In my experience working with others, I agree 100% with her statement. Even if a person achieves extinction and is no longer craving alcohol, alcohol addiction can easily be re-learned if a person drinks alcohol without naltrexone. I have seen this first hand many times. Now, if this happens a person can always get back on naltrexone, but why cause yourself the trouble?
How effective in the Sinclair Method?
The Sinclair Method is shown to have a 78% success rate. This is astounding considering AA has about a 5-10% success rate
How quickly does the Sinclair Method work?
The time it takes to see results on this method varies by the individual. Many TSM doctors I know estimate that 9 months or more is a reasonable timeframe for a person to achieve pharmacological extinction from alcohol addiction. The progress on this method takes time and is often gradual and progressive. A person might notice a change in their drinking after their first dose of naltrexone, others it can take weeks or months. It’s important to note that even if a person sees a reduction in their drinking early on, it can still fluctuate for months where at times they will drink more and other times they will drink less. This is because heavy drinking is often a habit and a coping mechanism for many people, so we have to consciously change our behaviors and notice when we are drinking out of habit or to cope. This is where coaching sessions can come in handy.
You can think of TSM like a weight loss journey where the progress is gradual, and changing habits around alcohol (like you would with food) is vital to the success on the method.
So to summarize – for most people, the Sinclair Method takes time. Nine months or more is a reasonable timeframe for a person to achieve extinction – however some can take less, and others take longer.

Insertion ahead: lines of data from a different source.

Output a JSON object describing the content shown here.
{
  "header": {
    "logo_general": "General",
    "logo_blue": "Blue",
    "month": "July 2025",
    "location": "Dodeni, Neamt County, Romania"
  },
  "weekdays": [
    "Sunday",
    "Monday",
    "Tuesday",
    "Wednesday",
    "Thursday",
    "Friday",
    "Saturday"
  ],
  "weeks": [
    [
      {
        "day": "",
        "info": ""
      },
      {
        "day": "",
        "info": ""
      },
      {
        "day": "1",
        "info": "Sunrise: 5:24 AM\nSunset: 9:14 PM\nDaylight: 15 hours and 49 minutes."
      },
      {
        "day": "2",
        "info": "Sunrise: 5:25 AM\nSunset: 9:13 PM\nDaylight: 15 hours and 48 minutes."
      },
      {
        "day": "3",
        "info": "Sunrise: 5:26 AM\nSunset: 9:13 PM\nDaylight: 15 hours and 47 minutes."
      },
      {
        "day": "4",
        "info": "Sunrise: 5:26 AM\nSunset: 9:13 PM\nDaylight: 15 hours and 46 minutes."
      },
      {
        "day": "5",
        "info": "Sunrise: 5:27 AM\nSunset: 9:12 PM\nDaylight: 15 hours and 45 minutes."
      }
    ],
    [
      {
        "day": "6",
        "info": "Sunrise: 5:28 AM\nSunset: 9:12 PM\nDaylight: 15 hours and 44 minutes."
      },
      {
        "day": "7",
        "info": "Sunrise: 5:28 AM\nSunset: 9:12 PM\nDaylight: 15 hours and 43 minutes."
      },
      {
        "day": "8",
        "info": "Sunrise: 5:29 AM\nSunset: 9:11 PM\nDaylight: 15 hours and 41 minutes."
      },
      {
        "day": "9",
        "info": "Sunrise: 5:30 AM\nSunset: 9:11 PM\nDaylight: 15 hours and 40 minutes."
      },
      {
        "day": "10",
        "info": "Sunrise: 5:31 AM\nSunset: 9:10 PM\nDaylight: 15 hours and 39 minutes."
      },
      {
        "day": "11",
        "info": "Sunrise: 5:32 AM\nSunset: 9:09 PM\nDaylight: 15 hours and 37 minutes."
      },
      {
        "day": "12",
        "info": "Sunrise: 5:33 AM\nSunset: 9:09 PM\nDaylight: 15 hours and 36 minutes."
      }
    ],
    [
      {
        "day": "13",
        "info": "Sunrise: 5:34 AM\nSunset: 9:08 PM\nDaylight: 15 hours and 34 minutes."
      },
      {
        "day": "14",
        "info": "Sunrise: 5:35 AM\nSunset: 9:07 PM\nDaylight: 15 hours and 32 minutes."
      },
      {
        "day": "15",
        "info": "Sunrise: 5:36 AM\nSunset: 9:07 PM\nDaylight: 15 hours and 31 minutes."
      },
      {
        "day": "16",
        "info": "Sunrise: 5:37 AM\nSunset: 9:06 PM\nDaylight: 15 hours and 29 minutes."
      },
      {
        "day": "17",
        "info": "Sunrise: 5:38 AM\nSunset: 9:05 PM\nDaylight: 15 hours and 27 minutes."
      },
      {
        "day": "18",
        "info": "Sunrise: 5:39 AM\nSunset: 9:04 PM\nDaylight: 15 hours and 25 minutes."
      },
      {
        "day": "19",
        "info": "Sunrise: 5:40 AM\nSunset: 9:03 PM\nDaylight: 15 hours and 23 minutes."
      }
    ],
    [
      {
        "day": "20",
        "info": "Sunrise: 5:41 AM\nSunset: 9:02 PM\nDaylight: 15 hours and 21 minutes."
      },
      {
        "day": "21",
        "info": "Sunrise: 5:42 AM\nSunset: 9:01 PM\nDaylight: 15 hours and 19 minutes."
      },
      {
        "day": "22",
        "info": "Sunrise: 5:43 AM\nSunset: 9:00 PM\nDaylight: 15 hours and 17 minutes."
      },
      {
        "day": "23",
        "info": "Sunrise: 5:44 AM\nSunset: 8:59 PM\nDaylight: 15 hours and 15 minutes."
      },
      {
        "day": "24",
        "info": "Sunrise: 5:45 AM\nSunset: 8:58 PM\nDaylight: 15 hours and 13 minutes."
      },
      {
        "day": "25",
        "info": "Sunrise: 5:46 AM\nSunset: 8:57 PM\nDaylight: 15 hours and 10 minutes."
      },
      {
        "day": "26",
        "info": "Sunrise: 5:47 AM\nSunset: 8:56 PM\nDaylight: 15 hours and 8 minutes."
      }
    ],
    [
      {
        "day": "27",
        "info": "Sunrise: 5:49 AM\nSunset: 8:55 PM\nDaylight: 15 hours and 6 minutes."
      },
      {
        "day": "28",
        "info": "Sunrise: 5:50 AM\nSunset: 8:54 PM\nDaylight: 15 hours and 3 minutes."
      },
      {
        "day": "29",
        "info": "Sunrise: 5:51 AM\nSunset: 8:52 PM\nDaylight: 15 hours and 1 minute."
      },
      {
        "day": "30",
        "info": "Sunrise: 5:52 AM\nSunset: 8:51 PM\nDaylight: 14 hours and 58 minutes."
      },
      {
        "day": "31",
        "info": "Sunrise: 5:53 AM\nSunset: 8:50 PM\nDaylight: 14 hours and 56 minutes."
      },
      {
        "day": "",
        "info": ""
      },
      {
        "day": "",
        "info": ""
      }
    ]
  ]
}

If you’re not seeing any change in your drinking after starting this method, consider booking a coaching session or talk with your doctor about techniques you can implement to help yourself along.